__Dataset entries__
##########

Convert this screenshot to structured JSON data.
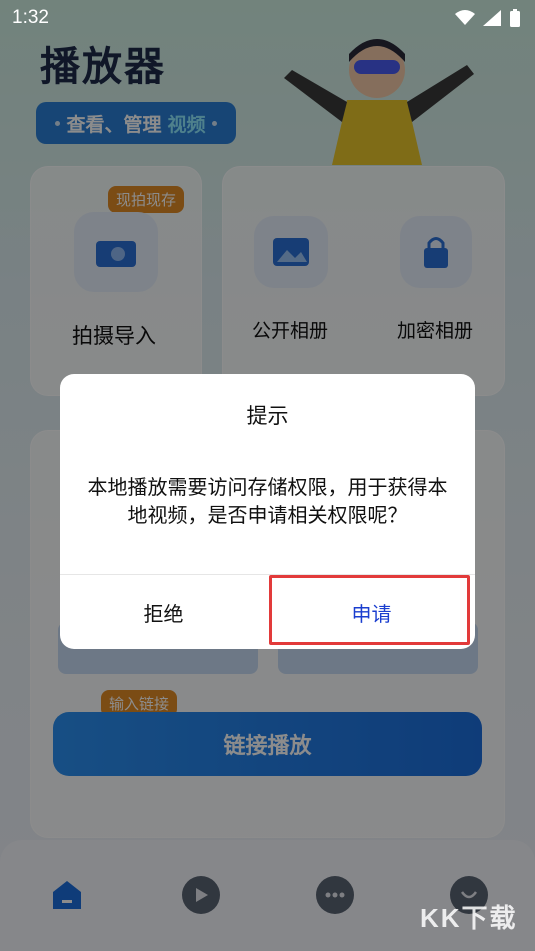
{
  "status_bar": {
    "time": "1:32"
  },
  "header": {
    "title": "播放器",
    "subtitle_prefix": "查看、管理",
    "subtitle_highlight": "视频"
  },
  "capture_card": {
    "badge": "现拍现存",
    "label": "拍摄导入"
  },
  "album_card": {
    "public_label": "公开相册",
    "private_label": "加密相册"
  },
  "link_section": {
    "badge": "输入链接",
    "button_label": "链接播放"
  },
  "dialog": {
    "title": "提示",
    "message": "本地播放需要访问存储权限，用于获得本地视频，是否申请相关权限呢？",
    "deny_label": "拒绝",
    "apply_label": "申请"
  },
  "watermark": "KK下载",
  "colors": {
    "accent": "#2a7fd6",
    "badge": "#e08a26",
    "apply_text": "#1a3ecf",
    "highlight": "#e23a3a"
  }
}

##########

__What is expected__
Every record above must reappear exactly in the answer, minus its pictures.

__Solution__
Convert this screenshot to structured JSON data.
{
  "status_bar": {
    "time": "1:32"
  },
  "header": {
    "title": "播放器",
    "subtitle_prefix": "查看、管理",
    "subtitle_highlight": "视频"
  },
  "capture_card": {
    "badge": "现拍现存",
    "label": "拍摄导入"
  },
  "album_card": {
    "public_label": "公开相册",
    "private_label": "加密相册"
  },
  "link_section": {
    "badge": "输入链接",
    "button_label": "链接播放"
  },
  "dialog": {
    "title": "提示",
    "message": "本地播放需要访问存储权限，用于获得本地视频，是否申请相关权限呢？",
    "deny_label": "拒绝",
    "apply_label": "申请"
  },
  "watermark": "KK下载",
  "colors": {
    "accent": "#2a7fd6",
    "badge": "#e08a26",
    "apply_text": "#1a3ecf",
    "highlight": "#e23a3a"
  }
}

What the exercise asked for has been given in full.